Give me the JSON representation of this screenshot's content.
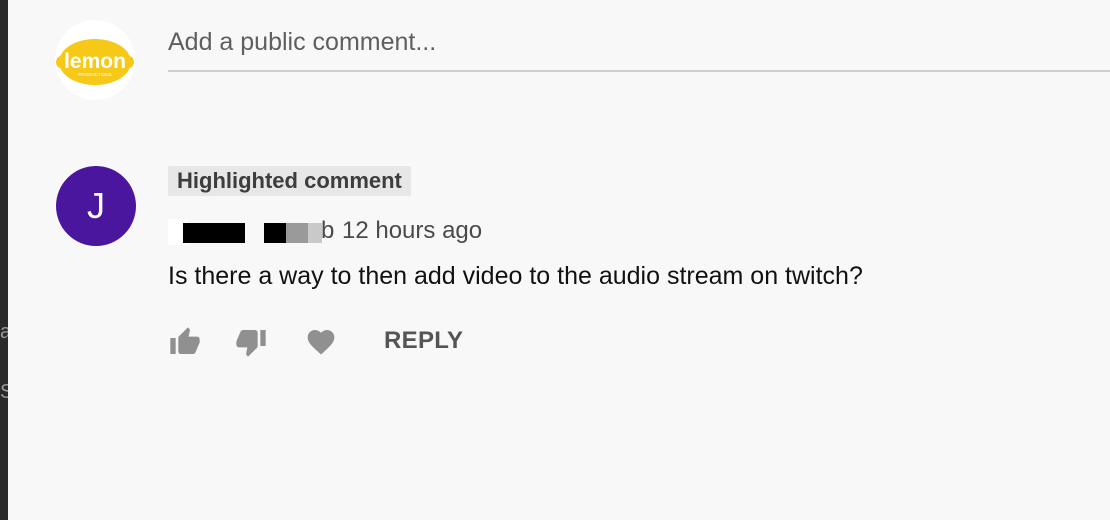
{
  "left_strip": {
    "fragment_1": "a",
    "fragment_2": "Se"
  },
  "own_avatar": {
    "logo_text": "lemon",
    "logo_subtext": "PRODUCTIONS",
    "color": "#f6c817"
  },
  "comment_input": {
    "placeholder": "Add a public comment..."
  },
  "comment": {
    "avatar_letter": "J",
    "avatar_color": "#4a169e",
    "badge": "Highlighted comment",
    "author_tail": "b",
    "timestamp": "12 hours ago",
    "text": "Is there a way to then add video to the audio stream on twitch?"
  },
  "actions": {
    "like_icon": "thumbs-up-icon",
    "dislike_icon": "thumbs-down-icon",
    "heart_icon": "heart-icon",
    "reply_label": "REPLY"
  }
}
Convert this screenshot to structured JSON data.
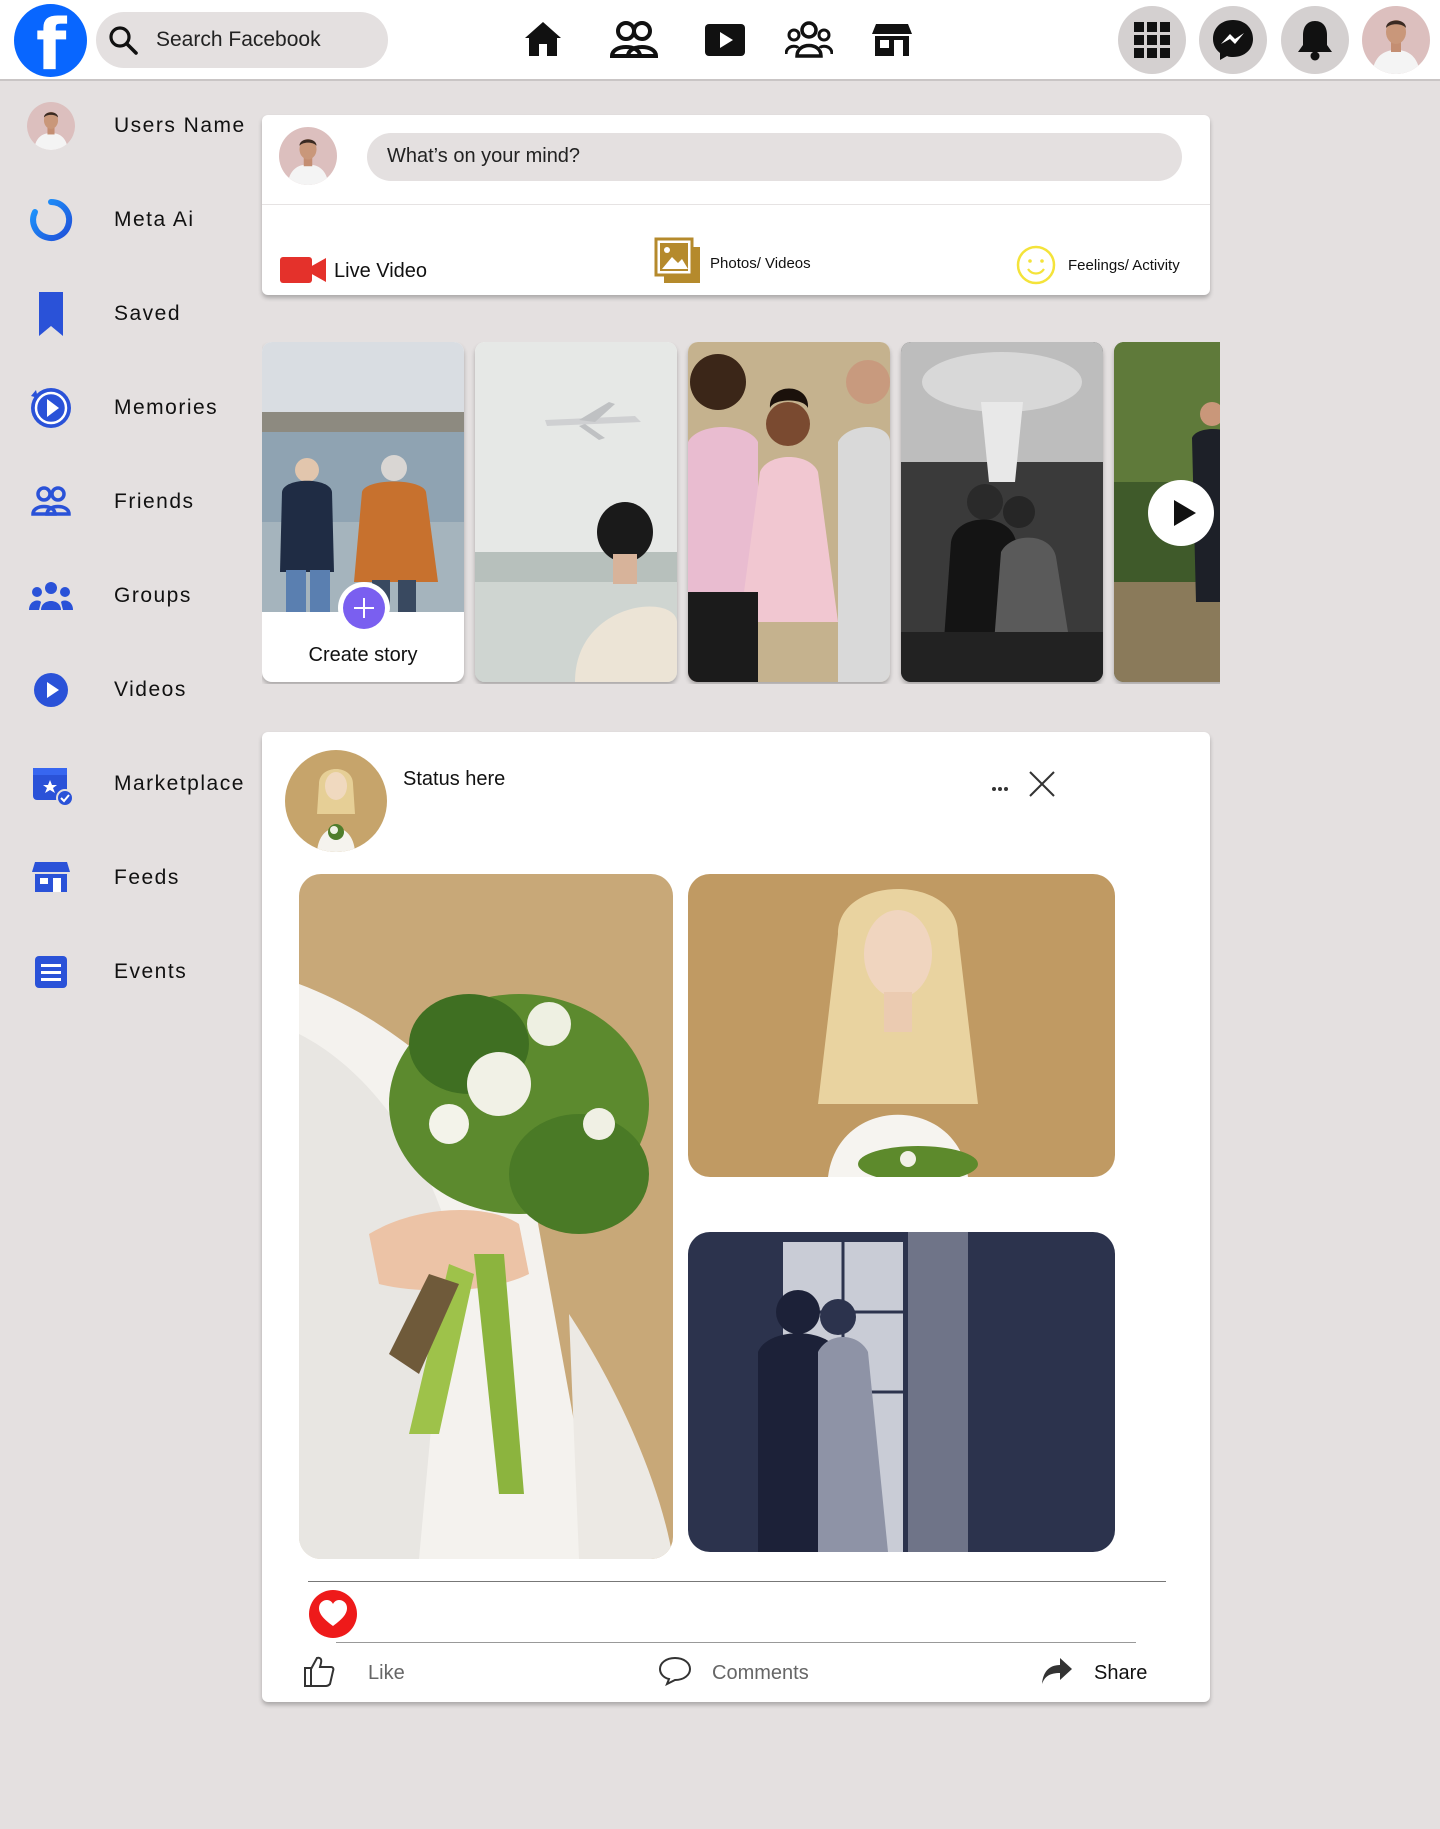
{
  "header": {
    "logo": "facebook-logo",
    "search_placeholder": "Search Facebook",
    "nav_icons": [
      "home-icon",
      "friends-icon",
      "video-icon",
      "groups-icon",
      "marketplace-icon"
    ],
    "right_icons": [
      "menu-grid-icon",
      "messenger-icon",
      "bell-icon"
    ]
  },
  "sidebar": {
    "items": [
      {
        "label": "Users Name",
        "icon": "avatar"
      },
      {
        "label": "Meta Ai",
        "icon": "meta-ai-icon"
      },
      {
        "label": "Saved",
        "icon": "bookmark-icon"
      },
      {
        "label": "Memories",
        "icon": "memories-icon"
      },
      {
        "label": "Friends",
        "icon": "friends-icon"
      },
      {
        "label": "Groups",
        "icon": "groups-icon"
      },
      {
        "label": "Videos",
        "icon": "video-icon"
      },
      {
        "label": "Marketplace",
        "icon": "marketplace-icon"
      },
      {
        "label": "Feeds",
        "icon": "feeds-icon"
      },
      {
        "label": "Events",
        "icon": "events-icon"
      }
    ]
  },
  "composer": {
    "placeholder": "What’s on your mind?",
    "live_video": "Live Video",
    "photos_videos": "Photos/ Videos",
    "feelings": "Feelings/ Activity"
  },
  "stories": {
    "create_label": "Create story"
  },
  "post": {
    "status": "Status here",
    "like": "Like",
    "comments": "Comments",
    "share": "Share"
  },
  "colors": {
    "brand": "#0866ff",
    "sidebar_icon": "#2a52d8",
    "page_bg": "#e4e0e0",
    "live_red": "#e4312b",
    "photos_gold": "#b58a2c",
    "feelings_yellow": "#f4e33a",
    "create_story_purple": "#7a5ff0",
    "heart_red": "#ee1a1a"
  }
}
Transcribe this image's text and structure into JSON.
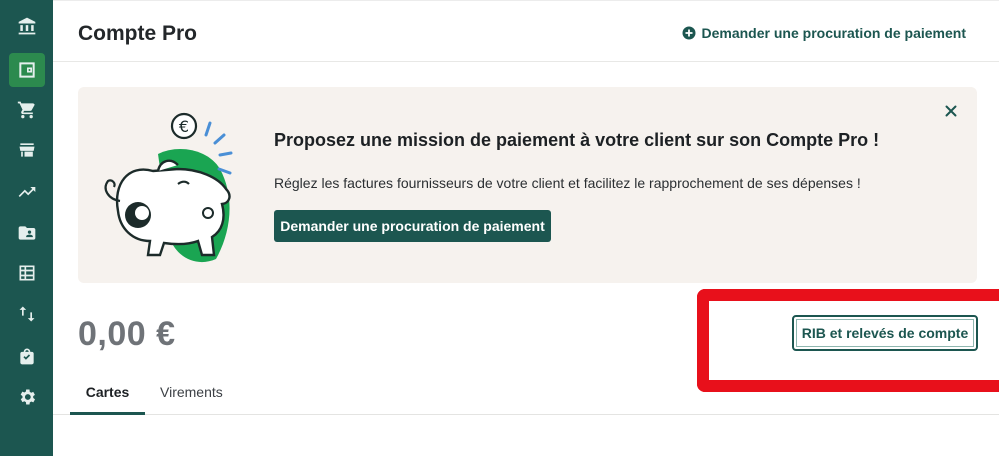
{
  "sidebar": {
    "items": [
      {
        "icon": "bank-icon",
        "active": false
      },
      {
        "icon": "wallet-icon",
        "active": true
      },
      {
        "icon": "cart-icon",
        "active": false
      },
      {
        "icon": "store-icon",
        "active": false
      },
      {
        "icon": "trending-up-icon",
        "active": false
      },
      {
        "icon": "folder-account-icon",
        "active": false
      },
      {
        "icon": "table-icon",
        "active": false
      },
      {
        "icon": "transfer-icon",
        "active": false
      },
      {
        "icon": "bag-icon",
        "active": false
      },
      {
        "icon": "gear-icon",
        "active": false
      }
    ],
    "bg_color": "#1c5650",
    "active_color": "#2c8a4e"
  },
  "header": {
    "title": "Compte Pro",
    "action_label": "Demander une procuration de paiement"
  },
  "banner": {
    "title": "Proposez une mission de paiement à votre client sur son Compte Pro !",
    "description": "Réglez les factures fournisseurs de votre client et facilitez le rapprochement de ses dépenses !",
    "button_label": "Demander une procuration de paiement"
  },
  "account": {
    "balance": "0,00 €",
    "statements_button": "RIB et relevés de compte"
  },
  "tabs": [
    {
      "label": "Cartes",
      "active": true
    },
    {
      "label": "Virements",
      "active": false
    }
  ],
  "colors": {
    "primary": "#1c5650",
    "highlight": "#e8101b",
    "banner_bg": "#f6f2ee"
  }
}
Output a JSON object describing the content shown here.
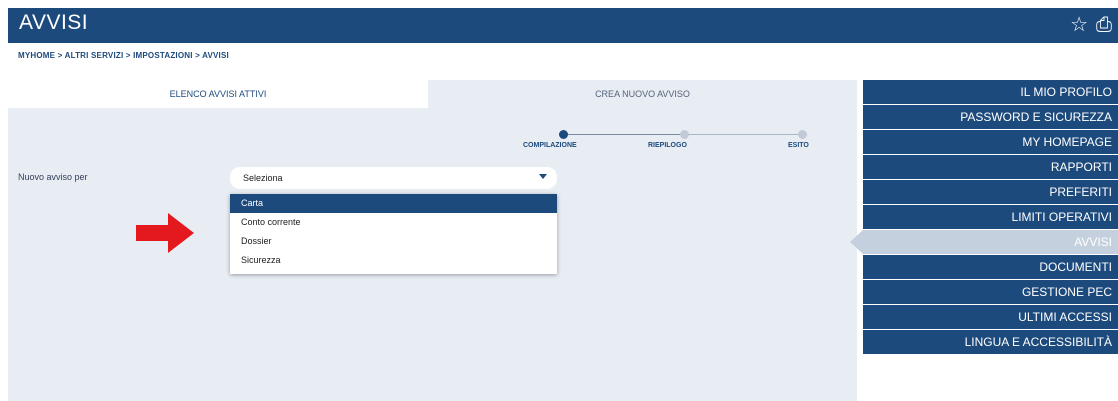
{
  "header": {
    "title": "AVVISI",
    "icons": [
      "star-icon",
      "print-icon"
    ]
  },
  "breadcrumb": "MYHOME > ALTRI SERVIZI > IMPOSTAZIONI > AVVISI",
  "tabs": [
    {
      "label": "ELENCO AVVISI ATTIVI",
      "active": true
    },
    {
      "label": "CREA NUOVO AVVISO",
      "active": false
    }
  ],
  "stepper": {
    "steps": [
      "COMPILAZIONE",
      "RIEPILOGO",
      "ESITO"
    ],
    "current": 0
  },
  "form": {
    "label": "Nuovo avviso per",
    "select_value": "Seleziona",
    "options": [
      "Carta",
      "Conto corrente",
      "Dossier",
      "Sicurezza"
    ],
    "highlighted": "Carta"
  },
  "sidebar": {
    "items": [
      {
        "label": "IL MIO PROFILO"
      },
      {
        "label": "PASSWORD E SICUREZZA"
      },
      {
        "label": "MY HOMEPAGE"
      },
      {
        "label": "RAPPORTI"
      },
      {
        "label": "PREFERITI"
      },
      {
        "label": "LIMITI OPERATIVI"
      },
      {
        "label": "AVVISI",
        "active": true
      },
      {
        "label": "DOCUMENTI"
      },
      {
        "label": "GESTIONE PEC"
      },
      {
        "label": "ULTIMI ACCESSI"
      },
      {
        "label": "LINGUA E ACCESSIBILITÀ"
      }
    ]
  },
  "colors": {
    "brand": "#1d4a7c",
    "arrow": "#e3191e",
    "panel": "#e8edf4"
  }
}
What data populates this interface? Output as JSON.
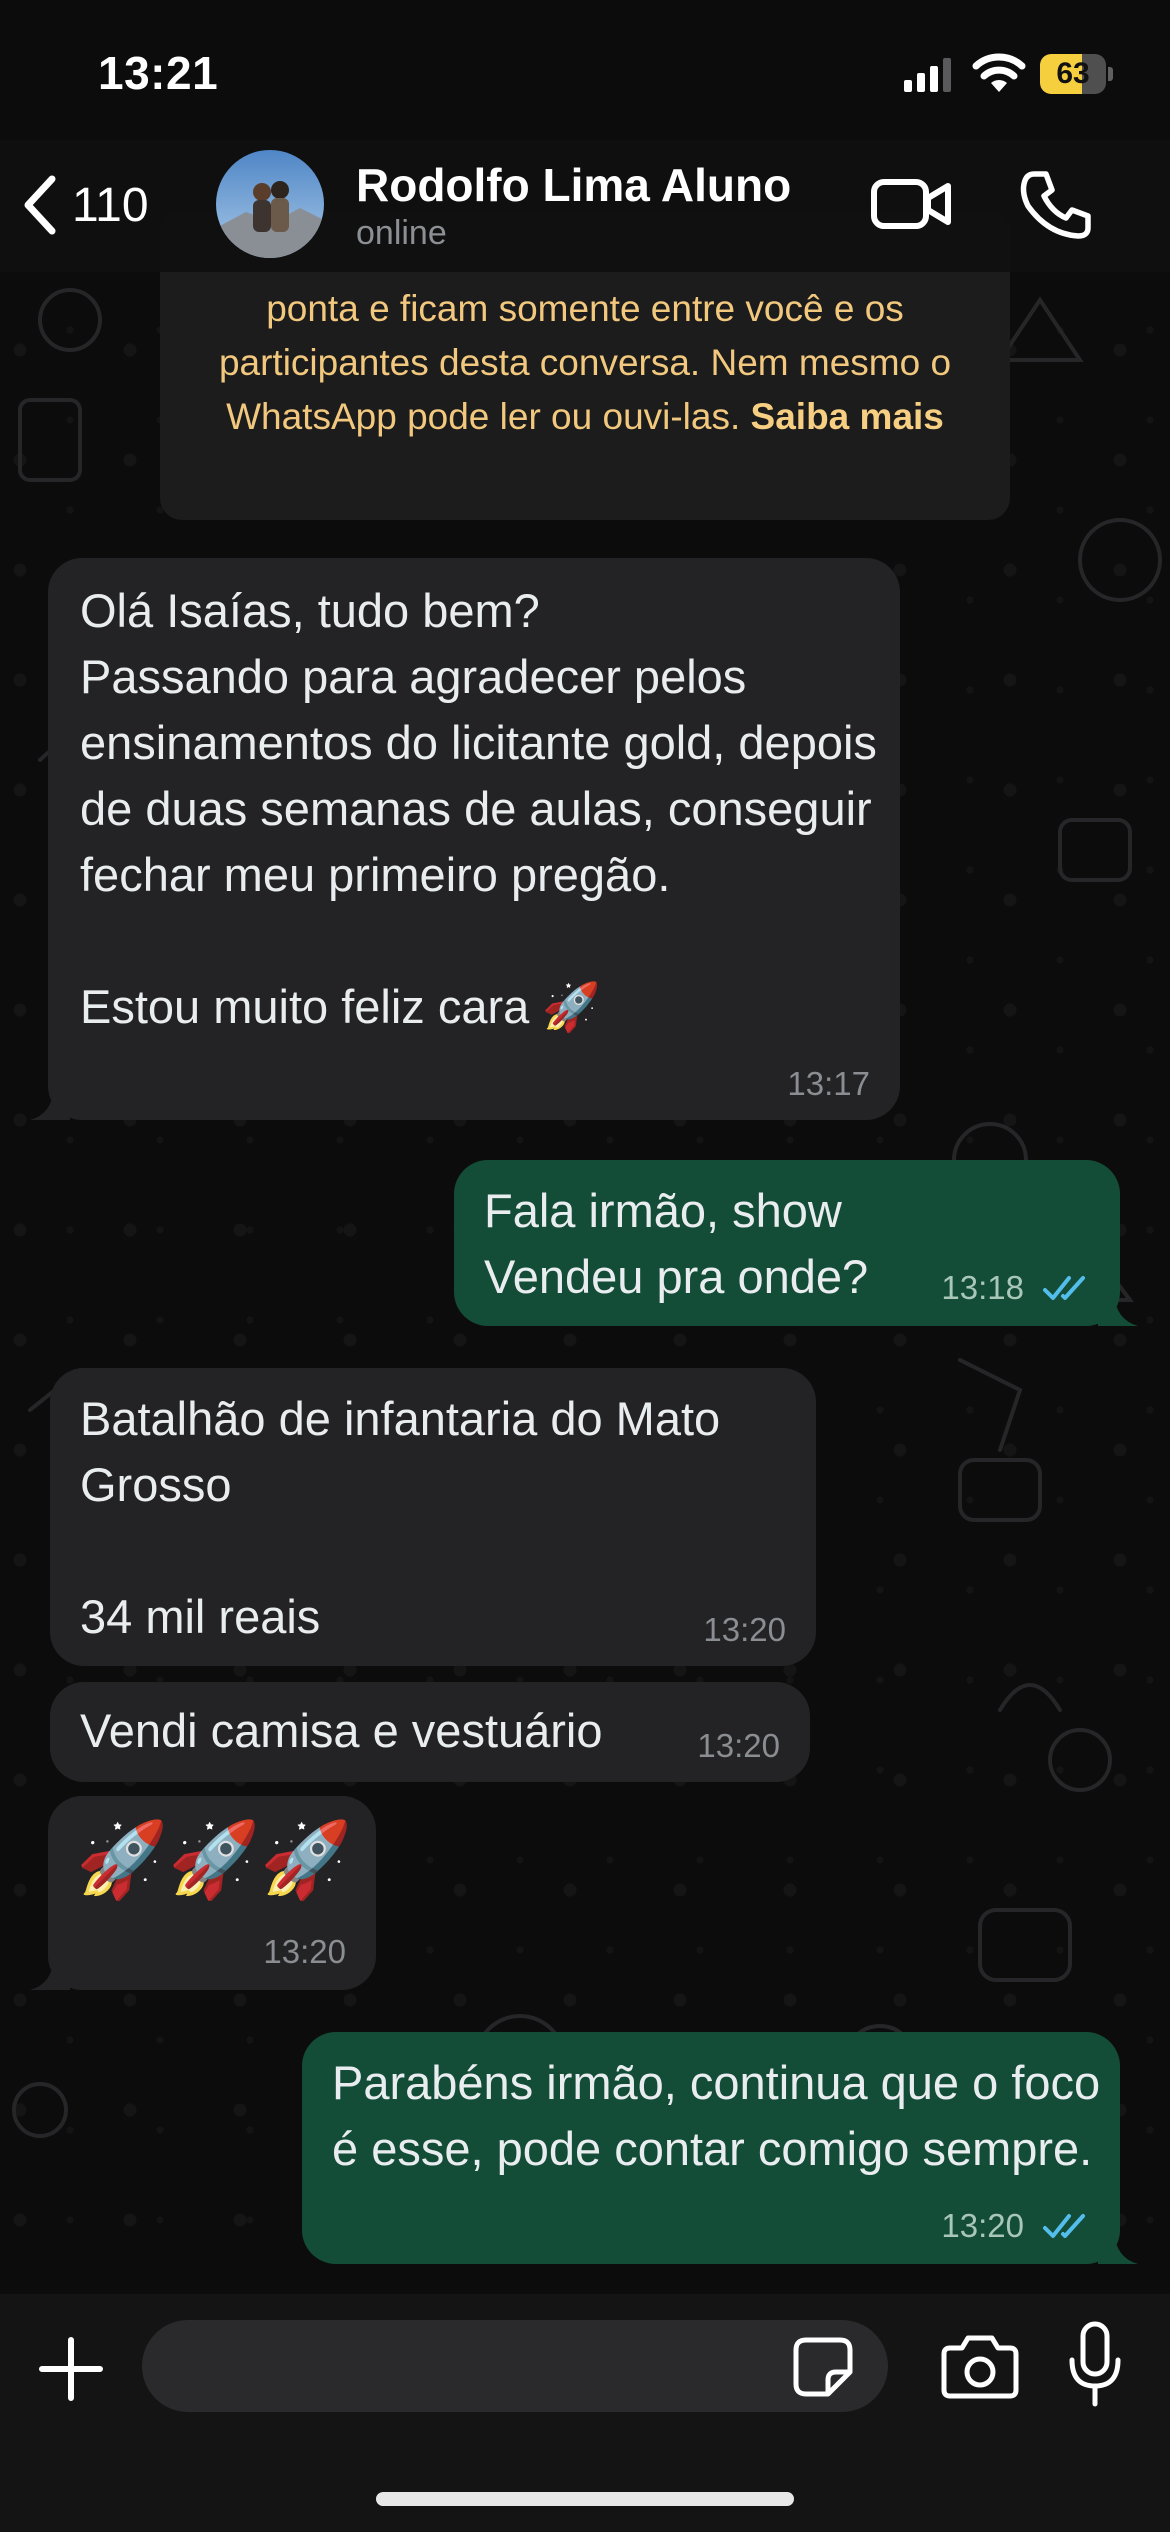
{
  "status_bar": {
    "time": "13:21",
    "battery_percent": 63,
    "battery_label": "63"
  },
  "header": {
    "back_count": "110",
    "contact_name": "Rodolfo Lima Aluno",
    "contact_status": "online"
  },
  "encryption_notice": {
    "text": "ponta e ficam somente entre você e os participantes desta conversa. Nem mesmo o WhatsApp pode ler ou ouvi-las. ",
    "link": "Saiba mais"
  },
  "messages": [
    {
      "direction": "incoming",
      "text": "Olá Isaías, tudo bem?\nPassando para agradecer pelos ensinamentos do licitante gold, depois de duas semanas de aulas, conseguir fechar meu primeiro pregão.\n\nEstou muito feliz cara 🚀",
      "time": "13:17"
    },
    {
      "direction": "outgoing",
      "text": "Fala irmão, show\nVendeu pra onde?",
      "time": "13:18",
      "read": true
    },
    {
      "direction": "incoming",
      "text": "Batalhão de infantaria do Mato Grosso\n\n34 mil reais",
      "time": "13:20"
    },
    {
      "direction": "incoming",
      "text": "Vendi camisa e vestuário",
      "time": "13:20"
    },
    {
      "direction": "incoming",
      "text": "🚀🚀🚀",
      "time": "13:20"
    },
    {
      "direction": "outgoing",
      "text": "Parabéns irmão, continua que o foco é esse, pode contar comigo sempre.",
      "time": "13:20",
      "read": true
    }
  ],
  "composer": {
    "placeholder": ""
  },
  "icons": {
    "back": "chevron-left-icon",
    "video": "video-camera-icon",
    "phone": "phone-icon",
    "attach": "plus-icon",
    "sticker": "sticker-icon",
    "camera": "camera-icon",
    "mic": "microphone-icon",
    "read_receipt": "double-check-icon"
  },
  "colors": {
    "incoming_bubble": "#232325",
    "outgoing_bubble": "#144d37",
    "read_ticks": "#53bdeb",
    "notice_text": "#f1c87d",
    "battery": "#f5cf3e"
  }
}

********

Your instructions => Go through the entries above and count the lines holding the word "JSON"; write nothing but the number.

Reply => 5